The informal rule-making provisions require notice in the Federal Register with publication of a proposed rule, open-ended public participation, and a statement of reasons to accompany the final rule. Thus, public participation is built into the framework of the US law of rule-making, but the statute does not require outreach to potential participants beyond public notice. However, the APA gives the government an incentive to organize a credible process because those procedures are subject to judicial review along with the requirement that the rule be consistent with the underlying statute and not be “arbitrary and capricious”. Large infrastructure projects are also subject to procedures that require public input. The open-ended comment process in US rule-making sometimes overwhelms the system with hundreds of thousands of submissions, but most are duplicate emails from supporters or opponents. The more serious problem is the bias toward the well-organized and the well-financed. However, as in the EU and German cases the aim is not to produce a policy through a consensus of the participants, but rather to provide an additional input for the regulatory authority to consider in drafting a policy.

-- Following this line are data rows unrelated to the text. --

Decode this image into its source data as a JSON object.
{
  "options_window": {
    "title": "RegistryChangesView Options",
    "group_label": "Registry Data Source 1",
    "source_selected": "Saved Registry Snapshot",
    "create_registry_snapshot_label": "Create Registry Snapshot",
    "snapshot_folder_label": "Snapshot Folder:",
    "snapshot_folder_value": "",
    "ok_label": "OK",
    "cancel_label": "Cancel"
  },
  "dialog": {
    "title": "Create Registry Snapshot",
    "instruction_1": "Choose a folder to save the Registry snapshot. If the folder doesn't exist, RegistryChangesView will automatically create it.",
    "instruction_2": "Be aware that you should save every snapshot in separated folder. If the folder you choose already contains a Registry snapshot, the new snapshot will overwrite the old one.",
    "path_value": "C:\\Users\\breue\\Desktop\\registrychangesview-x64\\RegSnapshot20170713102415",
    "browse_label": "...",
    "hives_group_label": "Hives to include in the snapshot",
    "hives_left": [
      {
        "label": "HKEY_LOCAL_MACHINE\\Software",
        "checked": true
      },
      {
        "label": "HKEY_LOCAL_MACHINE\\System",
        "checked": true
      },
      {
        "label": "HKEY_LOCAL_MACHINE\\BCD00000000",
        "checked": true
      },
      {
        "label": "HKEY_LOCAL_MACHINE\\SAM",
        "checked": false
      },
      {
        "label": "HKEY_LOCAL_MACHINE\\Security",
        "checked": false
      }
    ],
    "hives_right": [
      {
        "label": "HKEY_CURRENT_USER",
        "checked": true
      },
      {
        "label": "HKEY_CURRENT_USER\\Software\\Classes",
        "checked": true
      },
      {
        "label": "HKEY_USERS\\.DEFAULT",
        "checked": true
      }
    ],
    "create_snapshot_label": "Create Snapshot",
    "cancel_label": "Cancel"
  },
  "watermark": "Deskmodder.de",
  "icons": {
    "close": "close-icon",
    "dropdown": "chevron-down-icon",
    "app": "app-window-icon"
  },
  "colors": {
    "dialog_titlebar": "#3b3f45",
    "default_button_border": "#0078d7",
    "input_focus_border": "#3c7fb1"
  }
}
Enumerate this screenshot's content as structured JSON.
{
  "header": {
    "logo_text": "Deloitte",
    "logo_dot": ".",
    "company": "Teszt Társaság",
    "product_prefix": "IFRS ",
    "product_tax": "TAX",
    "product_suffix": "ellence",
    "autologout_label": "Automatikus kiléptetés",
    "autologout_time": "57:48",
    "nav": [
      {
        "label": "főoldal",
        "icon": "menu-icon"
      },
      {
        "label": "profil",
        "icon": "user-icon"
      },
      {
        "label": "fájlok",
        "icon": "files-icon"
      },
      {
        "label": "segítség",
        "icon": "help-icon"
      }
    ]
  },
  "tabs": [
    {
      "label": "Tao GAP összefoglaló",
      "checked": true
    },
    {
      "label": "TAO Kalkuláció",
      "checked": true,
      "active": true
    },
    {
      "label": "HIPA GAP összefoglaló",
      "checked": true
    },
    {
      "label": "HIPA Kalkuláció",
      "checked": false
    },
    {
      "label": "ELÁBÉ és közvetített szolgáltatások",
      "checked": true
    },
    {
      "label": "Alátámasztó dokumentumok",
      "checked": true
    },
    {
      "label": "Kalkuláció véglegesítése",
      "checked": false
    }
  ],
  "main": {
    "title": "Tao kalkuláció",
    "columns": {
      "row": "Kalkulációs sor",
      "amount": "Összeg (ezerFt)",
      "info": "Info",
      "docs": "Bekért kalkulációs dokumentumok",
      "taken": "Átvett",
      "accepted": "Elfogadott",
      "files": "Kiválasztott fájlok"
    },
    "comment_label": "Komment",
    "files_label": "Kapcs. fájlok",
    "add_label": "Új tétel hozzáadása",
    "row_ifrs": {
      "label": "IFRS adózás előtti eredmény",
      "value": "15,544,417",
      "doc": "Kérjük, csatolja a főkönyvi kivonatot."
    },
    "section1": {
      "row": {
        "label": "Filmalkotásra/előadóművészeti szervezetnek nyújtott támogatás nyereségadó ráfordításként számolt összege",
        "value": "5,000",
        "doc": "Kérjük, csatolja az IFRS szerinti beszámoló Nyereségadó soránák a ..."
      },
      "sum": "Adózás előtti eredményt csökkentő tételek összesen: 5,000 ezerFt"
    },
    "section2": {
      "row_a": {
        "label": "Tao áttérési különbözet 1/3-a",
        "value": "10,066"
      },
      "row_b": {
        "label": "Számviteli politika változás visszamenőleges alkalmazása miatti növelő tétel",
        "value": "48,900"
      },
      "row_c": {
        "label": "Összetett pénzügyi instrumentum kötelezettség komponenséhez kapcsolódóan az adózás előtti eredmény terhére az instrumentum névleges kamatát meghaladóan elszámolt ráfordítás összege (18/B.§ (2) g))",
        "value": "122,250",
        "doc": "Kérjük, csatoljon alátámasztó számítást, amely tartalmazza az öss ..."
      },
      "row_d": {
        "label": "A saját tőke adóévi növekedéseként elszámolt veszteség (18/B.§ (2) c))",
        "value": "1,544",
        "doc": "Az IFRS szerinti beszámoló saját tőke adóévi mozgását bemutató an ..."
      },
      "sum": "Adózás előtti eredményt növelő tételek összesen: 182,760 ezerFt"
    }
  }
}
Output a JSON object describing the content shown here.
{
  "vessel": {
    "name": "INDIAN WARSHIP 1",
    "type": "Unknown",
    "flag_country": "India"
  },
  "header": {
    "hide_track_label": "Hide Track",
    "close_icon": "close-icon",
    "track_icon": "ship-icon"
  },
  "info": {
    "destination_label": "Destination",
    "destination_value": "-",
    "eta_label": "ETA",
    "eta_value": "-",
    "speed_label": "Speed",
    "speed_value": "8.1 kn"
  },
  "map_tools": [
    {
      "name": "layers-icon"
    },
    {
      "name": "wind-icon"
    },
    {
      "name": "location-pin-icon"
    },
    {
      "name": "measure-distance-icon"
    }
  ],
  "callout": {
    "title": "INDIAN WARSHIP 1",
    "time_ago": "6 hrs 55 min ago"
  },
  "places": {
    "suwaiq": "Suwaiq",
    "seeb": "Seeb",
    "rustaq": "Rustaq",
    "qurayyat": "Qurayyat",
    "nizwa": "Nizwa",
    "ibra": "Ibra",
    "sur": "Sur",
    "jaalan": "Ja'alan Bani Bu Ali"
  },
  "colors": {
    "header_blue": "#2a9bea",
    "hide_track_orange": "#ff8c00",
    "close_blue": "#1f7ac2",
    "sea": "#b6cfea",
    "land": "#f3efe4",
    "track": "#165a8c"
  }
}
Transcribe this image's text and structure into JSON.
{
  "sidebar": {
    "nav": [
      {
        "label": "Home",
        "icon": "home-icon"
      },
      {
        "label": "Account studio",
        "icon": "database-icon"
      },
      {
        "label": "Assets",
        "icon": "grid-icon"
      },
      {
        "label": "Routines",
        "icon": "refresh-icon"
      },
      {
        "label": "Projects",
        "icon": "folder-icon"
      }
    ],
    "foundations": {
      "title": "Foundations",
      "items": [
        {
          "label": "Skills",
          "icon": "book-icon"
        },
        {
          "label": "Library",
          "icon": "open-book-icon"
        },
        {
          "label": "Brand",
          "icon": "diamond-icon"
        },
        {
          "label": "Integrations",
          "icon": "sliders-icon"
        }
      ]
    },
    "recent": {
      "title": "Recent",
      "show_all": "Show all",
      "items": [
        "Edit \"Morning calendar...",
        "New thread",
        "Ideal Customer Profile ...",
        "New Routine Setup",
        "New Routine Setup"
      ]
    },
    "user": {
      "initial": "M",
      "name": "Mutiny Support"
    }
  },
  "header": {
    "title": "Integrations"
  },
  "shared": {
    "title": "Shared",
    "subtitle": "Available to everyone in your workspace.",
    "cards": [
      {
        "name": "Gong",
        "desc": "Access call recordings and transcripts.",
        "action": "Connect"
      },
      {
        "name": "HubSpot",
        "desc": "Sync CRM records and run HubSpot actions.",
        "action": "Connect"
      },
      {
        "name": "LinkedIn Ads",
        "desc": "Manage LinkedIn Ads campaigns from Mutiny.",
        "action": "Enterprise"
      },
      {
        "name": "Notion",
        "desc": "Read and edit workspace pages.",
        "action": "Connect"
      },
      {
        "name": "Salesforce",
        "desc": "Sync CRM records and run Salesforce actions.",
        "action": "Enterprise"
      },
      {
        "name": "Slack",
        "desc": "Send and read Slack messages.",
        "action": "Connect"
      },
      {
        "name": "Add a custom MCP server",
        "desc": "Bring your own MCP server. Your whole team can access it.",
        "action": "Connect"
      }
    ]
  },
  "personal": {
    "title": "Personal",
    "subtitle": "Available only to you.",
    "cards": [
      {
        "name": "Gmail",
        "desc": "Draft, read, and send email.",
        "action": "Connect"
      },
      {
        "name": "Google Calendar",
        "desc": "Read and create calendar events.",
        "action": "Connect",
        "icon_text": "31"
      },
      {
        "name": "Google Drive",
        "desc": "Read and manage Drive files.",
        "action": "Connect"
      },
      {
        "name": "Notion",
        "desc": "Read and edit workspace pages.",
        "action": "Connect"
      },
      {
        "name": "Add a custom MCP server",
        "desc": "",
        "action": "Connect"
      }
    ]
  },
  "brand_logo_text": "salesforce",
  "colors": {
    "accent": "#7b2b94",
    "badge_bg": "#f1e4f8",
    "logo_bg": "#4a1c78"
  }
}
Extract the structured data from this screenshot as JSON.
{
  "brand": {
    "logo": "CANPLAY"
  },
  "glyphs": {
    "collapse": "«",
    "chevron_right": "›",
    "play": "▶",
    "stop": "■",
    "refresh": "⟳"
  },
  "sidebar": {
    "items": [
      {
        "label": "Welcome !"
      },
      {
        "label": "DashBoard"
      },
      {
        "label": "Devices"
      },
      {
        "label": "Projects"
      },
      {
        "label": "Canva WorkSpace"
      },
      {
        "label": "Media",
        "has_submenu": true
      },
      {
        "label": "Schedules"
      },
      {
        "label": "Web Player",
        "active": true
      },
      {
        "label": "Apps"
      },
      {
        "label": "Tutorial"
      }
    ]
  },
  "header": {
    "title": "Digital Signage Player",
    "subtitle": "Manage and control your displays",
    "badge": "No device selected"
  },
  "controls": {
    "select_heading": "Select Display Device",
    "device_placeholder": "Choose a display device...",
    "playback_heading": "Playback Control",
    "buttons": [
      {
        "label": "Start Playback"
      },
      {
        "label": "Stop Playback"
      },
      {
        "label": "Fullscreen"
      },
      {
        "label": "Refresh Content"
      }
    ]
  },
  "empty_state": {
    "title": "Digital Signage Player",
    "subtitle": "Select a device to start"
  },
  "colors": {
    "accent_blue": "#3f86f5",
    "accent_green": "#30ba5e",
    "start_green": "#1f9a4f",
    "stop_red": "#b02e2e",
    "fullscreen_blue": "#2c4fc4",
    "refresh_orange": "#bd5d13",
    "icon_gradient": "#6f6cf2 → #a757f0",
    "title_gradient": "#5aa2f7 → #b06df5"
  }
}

Probably the more serious threat to effective public participation in executive branch rule-making is the shift of regulatory power to the Executive Office of the President (EOP). The Office of Information and Regulatory Affairs (OIRA) in the EOP reviews rules before they are issued by applying cost/benefit criteria [E.O. 12866]. The Trump Administration’s executive orders stress the cost side of the equation, and new rules must be balanced by the repeal of old ones [E.O. 1277182 Fed. Reg. 9339 (Feb. 3, 2017) (entitled “Reducing Regulation andControlling Regulatory Costs”). These are executive orders, not statutes, but they aim to chill rule-making activity so that processes that would require public participation are not even initiated. Many current rule-makings repeal or modify existing rules, but they must go through the notice and comment process providing a possibility for opponents, at least, to place their objections on the record [Motor Vehicle Manufacturers’ Asso. v. State Farm Mutual Automobile insurance Co., 463 U.S. 29 (1983)].
In the United States public participation in executive rule-making has a long pedigree; hence, it is troubling and ironic, that some politicians and commentators are suggesting cutbacks in procedures that require public input. In contrast, the EU, Germany and other European countries are experimenting with alternative routes to public input that could enhance the democratic accountability of executive policy-making. Although neither the EU nor its Member States have legally enforceable requirements for public participation in rule-making, it seems likely, at present, that innovations along that dimensions are more likely there than in the US.
*Reblogged from the Notice and Comment blog
Photo credit: Bird Aware Solent
Barnard & Peers: chapter 5, chapter 8